=== Section Start ===
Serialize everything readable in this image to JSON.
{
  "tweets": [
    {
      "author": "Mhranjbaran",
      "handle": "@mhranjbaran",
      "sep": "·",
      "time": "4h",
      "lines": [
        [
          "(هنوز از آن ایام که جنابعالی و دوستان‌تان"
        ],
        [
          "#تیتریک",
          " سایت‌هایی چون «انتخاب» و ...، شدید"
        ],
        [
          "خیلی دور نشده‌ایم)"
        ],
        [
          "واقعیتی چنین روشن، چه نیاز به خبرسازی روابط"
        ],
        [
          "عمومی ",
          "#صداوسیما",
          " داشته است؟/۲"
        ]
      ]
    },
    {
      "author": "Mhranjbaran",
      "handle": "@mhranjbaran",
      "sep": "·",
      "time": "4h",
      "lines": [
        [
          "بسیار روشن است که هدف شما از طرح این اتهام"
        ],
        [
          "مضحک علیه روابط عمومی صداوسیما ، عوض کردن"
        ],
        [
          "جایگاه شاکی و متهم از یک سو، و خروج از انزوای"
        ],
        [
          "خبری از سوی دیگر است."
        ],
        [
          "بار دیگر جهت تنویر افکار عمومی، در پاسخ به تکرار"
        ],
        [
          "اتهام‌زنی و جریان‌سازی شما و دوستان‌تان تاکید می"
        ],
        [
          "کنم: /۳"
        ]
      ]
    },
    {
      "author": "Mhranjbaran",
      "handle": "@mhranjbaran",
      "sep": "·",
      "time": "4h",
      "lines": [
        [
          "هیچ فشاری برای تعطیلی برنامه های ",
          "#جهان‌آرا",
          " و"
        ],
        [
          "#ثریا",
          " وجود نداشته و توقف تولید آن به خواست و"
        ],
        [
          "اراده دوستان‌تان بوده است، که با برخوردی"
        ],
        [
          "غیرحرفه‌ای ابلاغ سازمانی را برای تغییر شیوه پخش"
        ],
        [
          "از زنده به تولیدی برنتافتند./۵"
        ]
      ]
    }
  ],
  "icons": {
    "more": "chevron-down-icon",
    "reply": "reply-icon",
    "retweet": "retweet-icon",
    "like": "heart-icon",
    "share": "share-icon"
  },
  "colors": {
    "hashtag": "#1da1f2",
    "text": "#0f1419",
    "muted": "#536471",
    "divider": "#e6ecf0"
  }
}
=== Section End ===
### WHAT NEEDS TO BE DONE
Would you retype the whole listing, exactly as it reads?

### EXERCISE RESULT
Serialize everything readable in this image to JSON.
{
  "tweets": [
    {
      "author": "Mhranjbaran",
      "handle": "@mhranjbaran",
      "sep": "·",
      "time": "4h",
      "lines": [
        [
          "(هنوز از آن ایام که جنابعالی و دوستان‌تان"
        ],
        [
          "#تیتریک",
          " سایت‌هایی چون «انتخاب» و ...، شدید"
        ],
        [
          "خیلی دور نشده‌ایم)"
        ],
        [
          "واقعیتی چنین روشن، چه نیاز به خبرسازی روابط"
        ],
        [
          "عمومی ",
          "#صداوسیما",
          " داشته است؟/۲"
        ]
      ]
    },
    {
      "author": "Mhranjbaran",
      "handle": "@mhranjbaran",
      "sep": "·",
      "time": "4h",
      "lines": [
        [
          "بسیار روشن است که هدف شما از طرح این اتهام"
        ],
        [
          "مضحک علیه روابط عمومی صداوسیما ، عوض کردن"
        ],
        [
          "جایگاه شاکی و متهم از یک سو، و خروج از انزوای"
        ],
        [
          "خبری از سوی دیگر است."
        ],
        [
          "بار دیگر جهت تنویر افکار عمومی، در پاسخ به تکرار"
        ],
        [
          "اتهام‌زنی و جریان‌سازی شما و دوستان‌تان تاکید می"
        ],
        [
          "کنم: /۳"
        ]
      ]
    },
    {
      "author": "Mhranjbaran",
      "handle": "@mhranjbaran",
      "sep": "·",
      "time": "4h",
      "lines": [
        [
          "هیچ فشاری برای تعطیلی برنامه های ",
          "#جهان‌آرا",
          " و"
        ],
        [
          "#ثریا",
          " وجود نداشته و توقف تولید آن به خواست و"
        ],
        [
          "اراده دوستان‌تان بوده است، که با برخوردی"
        ],
        [
          "غیرحرفه‌ای ابلاغ سازمانی را برای تغییر شیوه پخش"
        ],
        [
          "از زنده به تولیدی برنتافتند./۵"
        ]
      ]
    }
  ],
  "icons": {
    "more": "chevron-down-icon",
    "reply": "reply-icon",
    "retweet": "retweet-icon",
    "like": "heart-icon",
    "share": "share-icon"
  },
  "colors": {
    "hashtag": "#1da1f2",
    "text": "#0f1419",
    "muted": "#536471",
    "divider": "#e6ecf0"
  }
}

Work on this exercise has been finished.